Of course, the Clips were swept out of the playoffs last season by the San Antonio Spurs, who themselves must be considered a threat to tear up the Lakers' paper title.
The core of this Spurs squad (i.e. Tim Duncan, Manu Ginobili and Tony Parker) has long constituted a worthy adversary for the Purple and Gold, dating back to the days when Kobe and Shaq were still the league's most volatile item.
The Spurs appeared prepared to steamroll their way to the title this past spring amidst a 20-game winning streak, but were sent packing from the Western Conference Finals once the Thunder rediscovered their collective mojo.
Remember, that winning streak was preceded by a 30-rebound outburst by Andrew Bynum, but included two blowouts of the Lakers.
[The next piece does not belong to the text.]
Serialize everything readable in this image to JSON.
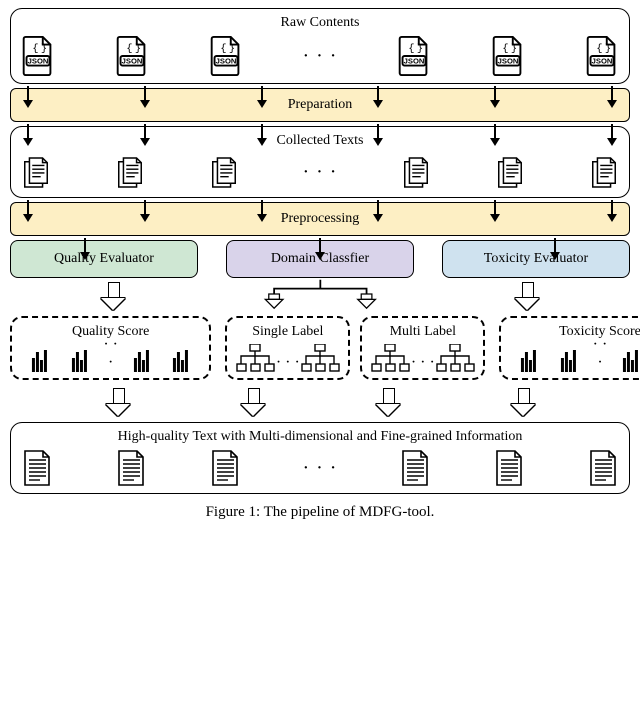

Say what you want about San Antonio's aging triumvirate, but those guys still execute Gregg Popovich's system to a tee, and can now count young guys like Kawhi Leonard, Danny Green and Tiago Splitter among those well-versed in the franchise gospel.
If nothing else, Parker has long been a "Laker killer" and has the requisite supporting cast to keep up that reputation for at least another season.
Few teams in the NBA, if any, have the size up front to go toe-to-toe with the Lakers. The Memphis Grizzlies, though, might just be able to count themselves among the fortunate.
Their front line of Marc Gasol and Zach Randolph (with Marreese Speights coming off the bench) sports a superb combination of skill and sheer beef with which the Lakers have had and would have much difficulty. The Grizz gave the Lakers a pair of tough games while Z-Bo was out with an injury and finally gave LA its comeuppance once the All-Star forward returned.
Randolph should be back at full strength this time around with Rudy Gay and Tony Allen prepared to torture the Lakers on both ends of the floor albeit in alternation.
And, again, not to harp on it too much, but I'd be remiss without mentioning that Mike Conley Jr. is quite the speed demon himself at point guard. LA's sloth at the point has made him look quite good in the past, and the addition of the 39-year-old Nash only figures to help Conley stand out even more this season.
No team in NBA history has been a more frustrating foil for the Lakers than the Boston Celtics. These two ancient rivals have met 12 times in the Finals in which the C's have emerged victorious on nine of the occasions.
This coming season's edition looks poised to make some serious noise to that effect. The Celts are already deeper and more talented across the board than they were last spring when they took a 3-2 series lead against the eventual-champion Heat in the Eastern Conference Finals.
Ray Allen may be gone, but GM Danny Ainge has done well to replace him with players who are younger (Courtney Lee and Avery Bradley) and more versatile (Jason Terry) than the sharpshooting Hall-of-Famer.
Kevin Garnett and Paul Pierce aren't getting any younger, but they still have plenty of fuel left in their proverbial tanks, not to mention healthy backups—Chris Wilcox and rookies Jared Sullinger and Fab Melo for The Big Ticket, Jeff Green for The Truth—to help them manage that remaining energy more efficiently.
And, of course, there's Rajon Rondo who's poised for yet another career year now that he's approaching his 27th birthday. He's already a top-five player at his position and, were it not for an unreliable jump shot, would be a one-man menace in Laker Land.
In any case, the Celtics should challenge the Heat for supremacy in the East, and if they reach the Finals, can rely on a core of players (Rondo, KG, Pierce and The Jet) who are well-versed in the ways of knocking LA out of the playoffs.